approach gives increase in frequency / recession decrease in frequency;*Allow answer in terms of red or blue shifts.*

(i) galaxy moving away from Earth;

(ii) rearranges data book equation thus \(v \approx \frac{{\Delta f}}{f}c\);

\(v = \frac{{3.0 \times {{10}^{11}} \times 3 \times {{10}^8}}}{{4.672 \times {{10}^{14}}}}\);

\(v = 1.93 \times {10^5}{\rm{m}}{{\rm{s}}^{ – 1}}\);

This question is about the Doppler effect in sound.

a.

A fire engine is travelling at a constant velocity towards a stationary observer. Its siren emits a note of constant frequency. As the engine passes close to the observer, the frequency of the note perceived by the observer decreases. Explain this decrease in terms of the wavefronts of the note emitted by the siren.

The frequency of the note emitted by the siren is 400 Hz. After the fire engine has passed, the frequency of the note detected by the observer is 360 Hz. Calculate the speed of the fire engine. (Take the speed of sound in air to be 340 ms^{–1}.)

**Answer/Explanation**

## Markscheme

a.

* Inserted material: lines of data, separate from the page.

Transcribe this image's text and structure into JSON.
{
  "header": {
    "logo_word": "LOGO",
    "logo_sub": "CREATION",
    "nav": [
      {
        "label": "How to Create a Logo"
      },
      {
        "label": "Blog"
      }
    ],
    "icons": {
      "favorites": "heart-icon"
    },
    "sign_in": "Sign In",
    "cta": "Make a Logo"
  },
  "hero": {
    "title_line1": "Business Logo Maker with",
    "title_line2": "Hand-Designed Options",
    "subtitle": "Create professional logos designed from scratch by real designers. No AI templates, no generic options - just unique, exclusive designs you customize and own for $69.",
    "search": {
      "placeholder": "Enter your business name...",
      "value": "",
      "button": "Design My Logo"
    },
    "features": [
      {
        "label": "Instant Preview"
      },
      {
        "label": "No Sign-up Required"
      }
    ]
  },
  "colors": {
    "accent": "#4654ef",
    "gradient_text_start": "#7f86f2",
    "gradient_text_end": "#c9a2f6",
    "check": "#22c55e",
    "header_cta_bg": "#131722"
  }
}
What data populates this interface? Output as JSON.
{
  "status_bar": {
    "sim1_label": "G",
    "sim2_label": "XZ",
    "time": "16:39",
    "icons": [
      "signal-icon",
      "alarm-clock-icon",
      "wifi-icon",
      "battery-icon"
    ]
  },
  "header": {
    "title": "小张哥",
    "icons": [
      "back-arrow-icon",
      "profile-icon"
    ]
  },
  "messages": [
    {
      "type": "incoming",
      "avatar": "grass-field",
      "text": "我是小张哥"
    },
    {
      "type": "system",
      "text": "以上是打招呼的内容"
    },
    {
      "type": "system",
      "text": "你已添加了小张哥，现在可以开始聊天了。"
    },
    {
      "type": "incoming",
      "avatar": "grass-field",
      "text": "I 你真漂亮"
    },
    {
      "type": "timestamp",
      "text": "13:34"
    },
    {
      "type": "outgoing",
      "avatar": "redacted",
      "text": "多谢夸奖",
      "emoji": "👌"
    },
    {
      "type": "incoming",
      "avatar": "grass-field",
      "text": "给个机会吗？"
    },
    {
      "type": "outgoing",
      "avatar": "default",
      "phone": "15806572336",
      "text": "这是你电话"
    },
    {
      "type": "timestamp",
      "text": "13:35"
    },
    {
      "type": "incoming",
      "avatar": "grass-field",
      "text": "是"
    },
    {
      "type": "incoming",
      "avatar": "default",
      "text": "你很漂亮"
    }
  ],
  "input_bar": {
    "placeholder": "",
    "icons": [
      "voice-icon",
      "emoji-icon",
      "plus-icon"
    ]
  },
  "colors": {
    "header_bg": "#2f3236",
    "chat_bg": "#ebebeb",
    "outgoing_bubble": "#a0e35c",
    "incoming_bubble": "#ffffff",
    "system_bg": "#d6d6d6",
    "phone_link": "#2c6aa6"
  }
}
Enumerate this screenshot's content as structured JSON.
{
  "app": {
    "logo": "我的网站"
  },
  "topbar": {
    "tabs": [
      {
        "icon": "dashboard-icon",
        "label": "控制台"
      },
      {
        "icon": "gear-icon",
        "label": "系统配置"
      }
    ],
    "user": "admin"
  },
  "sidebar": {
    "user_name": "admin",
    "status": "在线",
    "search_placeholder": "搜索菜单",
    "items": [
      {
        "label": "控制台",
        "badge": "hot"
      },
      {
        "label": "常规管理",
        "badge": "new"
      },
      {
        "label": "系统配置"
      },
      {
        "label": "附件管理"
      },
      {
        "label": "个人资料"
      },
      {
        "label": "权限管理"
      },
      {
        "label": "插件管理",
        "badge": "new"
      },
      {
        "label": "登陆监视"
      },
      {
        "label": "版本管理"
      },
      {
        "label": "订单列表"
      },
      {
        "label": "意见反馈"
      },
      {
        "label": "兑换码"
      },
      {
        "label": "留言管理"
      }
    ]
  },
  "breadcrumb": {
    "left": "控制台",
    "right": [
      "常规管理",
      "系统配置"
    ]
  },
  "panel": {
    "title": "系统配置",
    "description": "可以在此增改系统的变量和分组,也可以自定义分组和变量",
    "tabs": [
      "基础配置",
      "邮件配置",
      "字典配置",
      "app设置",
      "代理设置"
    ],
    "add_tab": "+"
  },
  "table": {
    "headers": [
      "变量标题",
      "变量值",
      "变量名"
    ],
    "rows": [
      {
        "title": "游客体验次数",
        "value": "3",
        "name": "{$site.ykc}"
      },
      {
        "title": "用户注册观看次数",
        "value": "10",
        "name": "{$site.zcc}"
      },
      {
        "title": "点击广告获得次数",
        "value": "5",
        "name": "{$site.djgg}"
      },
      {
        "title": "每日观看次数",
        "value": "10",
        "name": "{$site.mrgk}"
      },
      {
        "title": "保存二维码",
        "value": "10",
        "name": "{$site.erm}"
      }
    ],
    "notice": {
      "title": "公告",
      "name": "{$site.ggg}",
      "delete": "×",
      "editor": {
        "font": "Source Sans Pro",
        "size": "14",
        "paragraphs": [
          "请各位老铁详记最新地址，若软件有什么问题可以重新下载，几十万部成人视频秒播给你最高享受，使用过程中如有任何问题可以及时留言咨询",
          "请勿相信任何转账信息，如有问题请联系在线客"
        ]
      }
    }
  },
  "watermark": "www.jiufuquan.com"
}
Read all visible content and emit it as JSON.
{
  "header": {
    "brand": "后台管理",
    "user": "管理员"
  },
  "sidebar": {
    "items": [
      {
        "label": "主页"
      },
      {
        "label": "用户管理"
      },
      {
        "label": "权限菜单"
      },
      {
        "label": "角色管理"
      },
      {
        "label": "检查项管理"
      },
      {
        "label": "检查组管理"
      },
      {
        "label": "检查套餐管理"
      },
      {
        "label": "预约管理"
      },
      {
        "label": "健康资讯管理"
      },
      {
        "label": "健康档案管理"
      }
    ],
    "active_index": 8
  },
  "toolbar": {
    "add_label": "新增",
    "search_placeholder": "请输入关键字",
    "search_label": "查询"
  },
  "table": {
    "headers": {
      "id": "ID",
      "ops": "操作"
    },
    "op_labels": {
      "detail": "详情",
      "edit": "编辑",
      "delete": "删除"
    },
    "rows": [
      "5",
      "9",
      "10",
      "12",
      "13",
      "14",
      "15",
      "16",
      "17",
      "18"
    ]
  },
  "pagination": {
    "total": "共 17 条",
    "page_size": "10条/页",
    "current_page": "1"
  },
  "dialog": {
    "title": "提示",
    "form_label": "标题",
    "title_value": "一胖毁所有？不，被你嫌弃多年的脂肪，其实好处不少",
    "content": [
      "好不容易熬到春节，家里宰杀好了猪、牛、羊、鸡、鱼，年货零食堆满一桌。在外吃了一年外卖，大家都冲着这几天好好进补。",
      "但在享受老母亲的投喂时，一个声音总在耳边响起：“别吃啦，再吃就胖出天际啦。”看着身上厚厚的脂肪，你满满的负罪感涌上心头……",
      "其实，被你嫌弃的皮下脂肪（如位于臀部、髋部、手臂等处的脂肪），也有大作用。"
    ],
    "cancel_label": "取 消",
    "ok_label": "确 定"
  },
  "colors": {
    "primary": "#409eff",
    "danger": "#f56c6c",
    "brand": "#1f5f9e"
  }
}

diagram showing (non concentric) wavefronts closer together in front/further apart behind source;

frequency is higher as source approaches (because more wavefronts are received per unit of time);

frequency is lower as source recedes (because fewer waverfronts are received per unit of time);

\(360 = 400\left( {\frac{{340}}{{340 + {u_{\rm{s}}}}}} \right)\);

u_{s}=38ms^{–1};*Award [2] for a bald correct answer.*

This question is about the Doppler effect.

a.

Describe what is meant by the Doppler effect as it relates to sound.

An ambulance is travelling at a speed of 28.0 ms^{–1} along a straight road. Its siren emits a continuous sound of frequency 520 Hz. The ambulance is approaching a stationary observer. The observer measures the frequency of the note to be 566 Hz. Determine the speed of sound.

**Answer/Explanation**

## Markscheme

a.

observed/perceived change in pitch/frequency;

when there is relative motion between source and observer;

recognize that \(f’ = \left[ {\frac{v}{{v – {u_{\rm{s}}}}}} \right]f\);

\(566 = \left[ {\frac{v}{{v – 28}}} \right]520\);

to give *v*=345(ms^{-1}) ;*Award [0] for use of the moving observer Doppler equation.*

*Award*

**[2 max]**for the use of +28 to give -345(ms^{-1}).*Otherwise award only the first marking point for substitution of the incorrect*

*values in the correct equation.*

This question is about the Doppler effect.

The sound emitted by a car’s horn has frequency ƒ , as measured by the driver. An observer moves towards the stationary car at constant speed and measures the frequency of the sound to be ƒ ‘.

a.

Explain, using a diagram, any difference between ƒ and ƒ*‘*.

The frequency ƒ is 3.00×10^{2}Hz. An observer moves towards the stationary car at a constant speed of 15.0ms^{−1}. Calculate the observed frequency ƒ’ of the sound. The speed of sound in air is 3.30×10^{2}ms^{−1}.

**Answer/Explanation**

## Markscheme

a.

circular wavefronts around source, equally spaced;

moving observer intercepts more wavefronts per unit time / the time between intercepting successive wavefronts is less;

hence observes a higher frequency / ƒ′ > ƒ;**or**

circular wavefronts around source, equally spaced;

the velocity of the sound waves with respect to the observer is greater;

since \(f’ = \frac{{v’}}{\lambda }\), observed frequency is also greater;

\(f’ = f\left( {\frac{{v + {u_o}}}{v}} \right) = 300\left( {\frac{{330 + 15}}{{330}}} \right)\);

=314 Hz; *Award [0] for use of moving source formula.*

*Award*

**[1]**for use of v-u_{o}to give 286 Hz.